More can be said. The male divorce rate for Utah qualifies as ordinary (falls between the first and third quartiles) for all age categories. But if you look at the difference between male and female divorce rates by age then Utah really stands out. The national trend is, overall, downward with male divorces eventually exceeding female divorces. The Utah trend is starkly upward, increasing in nearly a straight line from age 15 to 64. Overall, the female divorce rate far exceeds the male divorce rate. Not only does the divergence between the Utah male and female divorce rates increase with age, it also diverges from the national trend. Continue reading

Marriage in 1890 Utah: Very Normal

Related Posts: Polygamy versus Democracy; Edmunds Act (1882); Edmunds-Tucker Act (1887); Idaho Test Oath; Divorce in 1890 Utah: Signs of Polygamy; Utah Polygamy and Divorce – 1880 to 1930
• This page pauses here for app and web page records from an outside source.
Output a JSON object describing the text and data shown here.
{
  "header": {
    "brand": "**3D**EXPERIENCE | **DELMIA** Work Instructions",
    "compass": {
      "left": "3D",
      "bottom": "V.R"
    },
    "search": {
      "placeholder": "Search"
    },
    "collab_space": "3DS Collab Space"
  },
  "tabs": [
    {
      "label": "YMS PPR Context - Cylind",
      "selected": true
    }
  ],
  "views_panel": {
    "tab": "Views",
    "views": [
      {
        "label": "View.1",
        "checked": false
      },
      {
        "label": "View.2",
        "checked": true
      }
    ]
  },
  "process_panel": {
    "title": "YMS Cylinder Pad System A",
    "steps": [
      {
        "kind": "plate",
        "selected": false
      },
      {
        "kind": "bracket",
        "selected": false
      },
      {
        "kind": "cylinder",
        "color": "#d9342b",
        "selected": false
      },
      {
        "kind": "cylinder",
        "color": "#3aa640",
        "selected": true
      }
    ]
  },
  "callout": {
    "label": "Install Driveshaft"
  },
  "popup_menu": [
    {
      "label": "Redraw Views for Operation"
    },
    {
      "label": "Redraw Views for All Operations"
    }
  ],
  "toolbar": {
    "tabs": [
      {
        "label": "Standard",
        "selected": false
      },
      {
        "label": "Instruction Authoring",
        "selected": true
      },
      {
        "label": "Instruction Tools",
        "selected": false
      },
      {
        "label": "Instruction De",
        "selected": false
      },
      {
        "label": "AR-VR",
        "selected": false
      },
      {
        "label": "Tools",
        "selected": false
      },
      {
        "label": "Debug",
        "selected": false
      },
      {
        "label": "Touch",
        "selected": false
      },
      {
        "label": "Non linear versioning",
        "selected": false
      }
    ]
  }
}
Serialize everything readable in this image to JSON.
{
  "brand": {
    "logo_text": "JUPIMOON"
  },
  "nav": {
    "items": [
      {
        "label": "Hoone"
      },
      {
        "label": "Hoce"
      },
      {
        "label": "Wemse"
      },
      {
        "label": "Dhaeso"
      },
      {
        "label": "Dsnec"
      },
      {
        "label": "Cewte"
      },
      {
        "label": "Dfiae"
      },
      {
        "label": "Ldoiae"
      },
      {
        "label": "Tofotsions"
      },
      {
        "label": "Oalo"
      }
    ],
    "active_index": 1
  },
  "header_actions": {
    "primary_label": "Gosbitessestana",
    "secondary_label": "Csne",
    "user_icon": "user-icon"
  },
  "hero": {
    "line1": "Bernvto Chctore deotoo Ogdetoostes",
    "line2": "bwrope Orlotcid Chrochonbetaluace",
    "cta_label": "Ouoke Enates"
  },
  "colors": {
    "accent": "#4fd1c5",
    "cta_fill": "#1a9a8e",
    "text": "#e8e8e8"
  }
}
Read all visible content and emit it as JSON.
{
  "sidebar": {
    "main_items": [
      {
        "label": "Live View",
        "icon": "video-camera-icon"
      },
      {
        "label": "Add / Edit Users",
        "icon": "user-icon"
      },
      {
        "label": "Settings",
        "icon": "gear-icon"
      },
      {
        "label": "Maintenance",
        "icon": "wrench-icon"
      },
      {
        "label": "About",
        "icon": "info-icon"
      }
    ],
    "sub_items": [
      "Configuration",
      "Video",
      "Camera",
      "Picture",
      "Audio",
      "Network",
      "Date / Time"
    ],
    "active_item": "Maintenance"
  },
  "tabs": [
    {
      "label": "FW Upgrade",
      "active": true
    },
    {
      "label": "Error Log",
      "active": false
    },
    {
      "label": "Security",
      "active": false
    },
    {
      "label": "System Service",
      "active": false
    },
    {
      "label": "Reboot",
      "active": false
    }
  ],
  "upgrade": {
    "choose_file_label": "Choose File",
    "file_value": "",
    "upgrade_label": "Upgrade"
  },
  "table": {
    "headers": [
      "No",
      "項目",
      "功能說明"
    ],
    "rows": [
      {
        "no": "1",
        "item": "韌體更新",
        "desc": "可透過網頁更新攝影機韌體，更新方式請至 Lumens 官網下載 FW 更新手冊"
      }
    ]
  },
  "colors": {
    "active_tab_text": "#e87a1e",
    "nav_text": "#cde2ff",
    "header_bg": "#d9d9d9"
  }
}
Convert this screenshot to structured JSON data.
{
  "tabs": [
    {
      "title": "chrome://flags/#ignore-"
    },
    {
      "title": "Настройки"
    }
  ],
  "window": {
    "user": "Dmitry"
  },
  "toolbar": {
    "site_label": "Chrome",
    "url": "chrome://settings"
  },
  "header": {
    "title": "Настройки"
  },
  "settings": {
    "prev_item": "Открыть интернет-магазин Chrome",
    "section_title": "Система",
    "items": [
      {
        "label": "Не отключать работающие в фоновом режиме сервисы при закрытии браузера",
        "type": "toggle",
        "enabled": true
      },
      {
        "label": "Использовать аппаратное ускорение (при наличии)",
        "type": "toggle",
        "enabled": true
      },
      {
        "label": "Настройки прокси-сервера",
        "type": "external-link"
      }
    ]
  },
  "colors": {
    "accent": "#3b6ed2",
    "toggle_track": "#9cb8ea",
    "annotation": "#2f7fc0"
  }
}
Summary: I have looked at data for marriage in 1890 Utah found in the US census report, in detail. I spend the last two months (and a good amount of my Christmas break) compiling and analyzing the data. This post will look at marriage. A later post will look at divorce. (See Divorce in 1890 Utah: Signs of Polygamy.)

Update: I have looked at the married female to married male ratios of Utah from 1880 to 1930. I have found that for 1880 and 1900 Utah is an outlier. For 1890 it is not. This is likely due to the fact that women in polygamous relationships  were concealing their relationships during 1890, but not so much in 1880 and 1900. See Figure 4 in Polygamy in Utah, 1880 for plots. This is likely due to the antipolygamy crusade that ramped up during the 1880’s. Therefore, the female marriage data in this post is not accurate. However, there is still lots of useful information in this post. (Aug 8, 2015)

The 1890 Census coincides with the LDS Church officially abandoning the practice of polygamy (1890). (See The Manifesto declaring this.) So the Census Record might capture evidence of polygamy, if there is any.

My questions were these. Were more women married in Utah than other states and territories? Where young female marriages occurring in Utah at a much higher rate than the rest of the country? How do male marriages compare? Are there any statistics in which Utah stands out?

Even though Utah allowed girls to marry with parental consent at 12 there is no evidence that under 15 girls were getting married in significant numbers–there were only 2 in Utah. The average for the US (Utah excluded) was 24 and the median was 9. I can’t find any evidence that girls in Utah in any age bracket were marrying at significantly different rates from the other states and territories. Continue reading